I studied biology, chemistry, German and business studies for my Leaving Cert. Biology and chemistry in particular were the most influential subjects that guided me to follow a career in science. My guidance counsellor was also very helpful when it came to selecting Leaving Cert subjects and CAO courses.

What is your education to date?

I attended secondary school in Coláiste Choilm, Ballincollig and studied Nutritional Sciences in U.C.C. This was a four year degree which I have only recently graduated from.

What aspects of your education have proven most important for your job?

The work placement I completed as part of my degree was very beneficial as it highlighted aspects of working life that I really enjoyed, as well as those I didn’t really like.
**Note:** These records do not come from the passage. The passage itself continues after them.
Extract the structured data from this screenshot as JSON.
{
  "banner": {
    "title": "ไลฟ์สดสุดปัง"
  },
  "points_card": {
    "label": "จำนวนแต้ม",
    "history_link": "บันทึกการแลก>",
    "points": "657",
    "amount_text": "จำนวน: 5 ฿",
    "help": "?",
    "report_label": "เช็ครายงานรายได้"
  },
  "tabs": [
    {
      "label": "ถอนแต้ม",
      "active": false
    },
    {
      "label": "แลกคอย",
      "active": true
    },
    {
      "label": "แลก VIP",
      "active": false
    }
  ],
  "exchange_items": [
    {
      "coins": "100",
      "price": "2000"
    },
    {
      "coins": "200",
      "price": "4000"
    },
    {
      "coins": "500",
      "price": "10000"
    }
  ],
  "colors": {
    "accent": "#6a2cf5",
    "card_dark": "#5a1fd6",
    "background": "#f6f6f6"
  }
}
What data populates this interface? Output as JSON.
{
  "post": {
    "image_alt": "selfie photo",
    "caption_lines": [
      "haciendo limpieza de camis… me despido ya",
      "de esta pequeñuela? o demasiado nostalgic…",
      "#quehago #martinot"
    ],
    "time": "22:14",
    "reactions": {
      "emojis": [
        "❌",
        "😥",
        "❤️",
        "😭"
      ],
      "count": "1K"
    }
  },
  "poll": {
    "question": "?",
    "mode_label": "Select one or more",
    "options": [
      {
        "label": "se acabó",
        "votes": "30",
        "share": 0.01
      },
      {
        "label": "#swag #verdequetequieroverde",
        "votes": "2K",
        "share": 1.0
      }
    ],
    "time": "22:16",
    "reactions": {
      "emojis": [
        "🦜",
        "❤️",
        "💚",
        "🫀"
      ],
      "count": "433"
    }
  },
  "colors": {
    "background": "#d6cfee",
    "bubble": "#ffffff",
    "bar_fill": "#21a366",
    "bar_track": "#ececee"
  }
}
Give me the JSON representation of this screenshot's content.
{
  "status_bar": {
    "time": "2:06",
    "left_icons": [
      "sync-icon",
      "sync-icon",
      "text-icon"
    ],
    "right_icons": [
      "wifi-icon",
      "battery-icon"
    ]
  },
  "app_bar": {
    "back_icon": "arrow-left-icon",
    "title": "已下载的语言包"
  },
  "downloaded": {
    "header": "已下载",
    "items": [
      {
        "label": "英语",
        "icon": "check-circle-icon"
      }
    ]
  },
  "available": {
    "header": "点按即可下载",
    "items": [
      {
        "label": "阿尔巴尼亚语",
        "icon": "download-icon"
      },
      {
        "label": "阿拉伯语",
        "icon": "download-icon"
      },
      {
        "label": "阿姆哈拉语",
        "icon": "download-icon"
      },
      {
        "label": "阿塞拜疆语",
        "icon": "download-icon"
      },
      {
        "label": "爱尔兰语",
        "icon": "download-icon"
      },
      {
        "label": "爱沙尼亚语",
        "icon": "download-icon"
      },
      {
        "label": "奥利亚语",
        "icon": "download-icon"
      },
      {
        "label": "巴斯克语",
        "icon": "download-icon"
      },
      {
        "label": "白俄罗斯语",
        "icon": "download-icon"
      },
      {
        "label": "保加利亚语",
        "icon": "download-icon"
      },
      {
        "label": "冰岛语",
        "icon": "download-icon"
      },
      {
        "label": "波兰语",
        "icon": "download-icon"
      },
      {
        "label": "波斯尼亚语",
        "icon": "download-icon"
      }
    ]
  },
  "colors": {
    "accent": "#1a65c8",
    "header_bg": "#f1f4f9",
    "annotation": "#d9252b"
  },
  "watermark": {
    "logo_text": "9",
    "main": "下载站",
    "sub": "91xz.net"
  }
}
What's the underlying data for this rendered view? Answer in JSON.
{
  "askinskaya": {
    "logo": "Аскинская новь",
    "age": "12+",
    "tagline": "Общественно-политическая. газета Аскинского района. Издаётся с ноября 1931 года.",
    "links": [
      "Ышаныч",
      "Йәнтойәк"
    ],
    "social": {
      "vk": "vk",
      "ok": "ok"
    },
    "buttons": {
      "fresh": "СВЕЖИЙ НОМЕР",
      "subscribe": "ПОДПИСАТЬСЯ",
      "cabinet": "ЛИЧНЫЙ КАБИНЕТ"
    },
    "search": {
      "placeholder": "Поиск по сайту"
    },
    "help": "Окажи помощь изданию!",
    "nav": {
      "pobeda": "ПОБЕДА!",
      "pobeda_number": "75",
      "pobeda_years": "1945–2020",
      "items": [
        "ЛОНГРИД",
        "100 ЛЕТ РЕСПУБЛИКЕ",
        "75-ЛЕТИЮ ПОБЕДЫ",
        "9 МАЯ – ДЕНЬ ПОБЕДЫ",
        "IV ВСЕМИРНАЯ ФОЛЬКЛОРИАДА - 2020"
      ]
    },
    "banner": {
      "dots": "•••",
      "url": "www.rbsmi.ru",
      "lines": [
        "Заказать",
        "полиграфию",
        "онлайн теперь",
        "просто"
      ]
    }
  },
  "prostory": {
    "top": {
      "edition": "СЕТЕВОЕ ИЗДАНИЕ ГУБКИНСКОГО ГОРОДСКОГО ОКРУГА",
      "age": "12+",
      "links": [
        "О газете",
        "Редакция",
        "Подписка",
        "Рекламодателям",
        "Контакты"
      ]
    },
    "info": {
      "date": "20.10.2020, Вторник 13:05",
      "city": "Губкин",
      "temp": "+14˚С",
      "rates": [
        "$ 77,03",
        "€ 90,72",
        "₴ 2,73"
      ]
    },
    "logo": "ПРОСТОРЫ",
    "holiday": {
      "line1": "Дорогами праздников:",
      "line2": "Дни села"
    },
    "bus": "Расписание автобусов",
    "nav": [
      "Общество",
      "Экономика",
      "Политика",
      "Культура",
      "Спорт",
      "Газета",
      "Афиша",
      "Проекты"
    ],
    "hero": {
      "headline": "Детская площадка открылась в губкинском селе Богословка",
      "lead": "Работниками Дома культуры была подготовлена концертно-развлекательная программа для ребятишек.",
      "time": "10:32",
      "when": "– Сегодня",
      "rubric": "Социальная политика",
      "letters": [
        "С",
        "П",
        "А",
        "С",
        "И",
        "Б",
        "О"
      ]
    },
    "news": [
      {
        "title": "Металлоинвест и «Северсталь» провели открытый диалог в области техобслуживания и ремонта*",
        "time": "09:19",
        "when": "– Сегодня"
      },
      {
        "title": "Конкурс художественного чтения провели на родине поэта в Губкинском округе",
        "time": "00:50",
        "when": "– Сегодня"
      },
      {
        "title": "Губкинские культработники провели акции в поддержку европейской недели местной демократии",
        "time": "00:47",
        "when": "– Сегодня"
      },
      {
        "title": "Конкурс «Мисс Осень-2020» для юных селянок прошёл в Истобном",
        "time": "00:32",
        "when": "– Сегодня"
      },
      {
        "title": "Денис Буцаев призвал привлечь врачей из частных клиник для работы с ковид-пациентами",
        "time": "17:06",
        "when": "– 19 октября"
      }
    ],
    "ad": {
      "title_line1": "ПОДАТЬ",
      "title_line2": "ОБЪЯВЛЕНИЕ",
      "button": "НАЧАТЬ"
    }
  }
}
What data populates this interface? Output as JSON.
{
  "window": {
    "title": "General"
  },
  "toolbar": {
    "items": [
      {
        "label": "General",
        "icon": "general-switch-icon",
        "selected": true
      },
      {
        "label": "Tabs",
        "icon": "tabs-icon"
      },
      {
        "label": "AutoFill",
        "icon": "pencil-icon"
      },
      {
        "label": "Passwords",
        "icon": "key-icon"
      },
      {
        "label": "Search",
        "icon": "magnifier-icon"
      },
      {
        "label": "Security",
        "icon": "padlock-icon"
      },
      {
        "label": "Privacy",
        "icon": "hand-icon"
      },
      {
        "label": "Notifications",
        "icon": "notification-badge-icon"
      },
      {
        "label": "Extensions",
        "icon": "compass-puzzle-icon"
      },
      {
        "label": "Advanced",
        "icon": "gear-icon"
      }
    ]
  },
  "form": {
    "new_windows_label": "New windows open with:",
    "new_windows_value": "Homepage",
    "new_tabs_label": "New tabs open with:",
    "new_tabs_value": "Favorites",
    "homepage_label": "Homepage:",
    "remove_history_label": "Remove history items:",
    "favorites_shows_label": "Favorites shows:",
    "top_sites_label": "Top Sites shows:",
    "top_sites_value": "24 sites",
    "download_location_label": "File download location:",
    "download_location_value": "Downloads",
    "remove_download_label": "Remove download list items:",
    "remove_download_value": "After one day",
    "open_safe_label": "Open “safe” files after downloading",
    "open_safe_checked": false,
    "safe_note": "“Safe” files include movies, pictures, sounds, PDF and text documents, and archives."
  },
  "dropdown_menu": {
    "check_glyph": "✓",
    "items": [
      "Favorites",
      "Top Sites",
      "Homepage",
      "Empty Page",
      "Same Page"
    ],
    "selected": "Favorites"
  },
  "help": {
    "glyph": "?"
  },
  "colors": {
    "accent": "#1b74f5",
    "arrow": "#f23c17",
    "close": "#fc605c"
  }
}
This was really helpful when I was looking into career paths for after college.

What advice would you give to someone considering this job?

The PDP programme is open to those who graduate with a science or engineering degree. It requires you to be flexible in terms of job role and location as you are expected to work in three different locations over the course of the two years. These locations are not limited to Ireland and six months abroad is also an option. You must be motivated and willing to work hard to gain as much experience and benefit as you can as each rotation/role only lasts six months.

What kinds of work experience would provide a good background for this position?

As this graduate programme involves rotating through different job roles any work experience you have will be relevant over the course of the programme. Each role typically requires the completion of a large project or a number of smaller projects and therefore any experience in project work is beneficial.

Article by: Smart Futures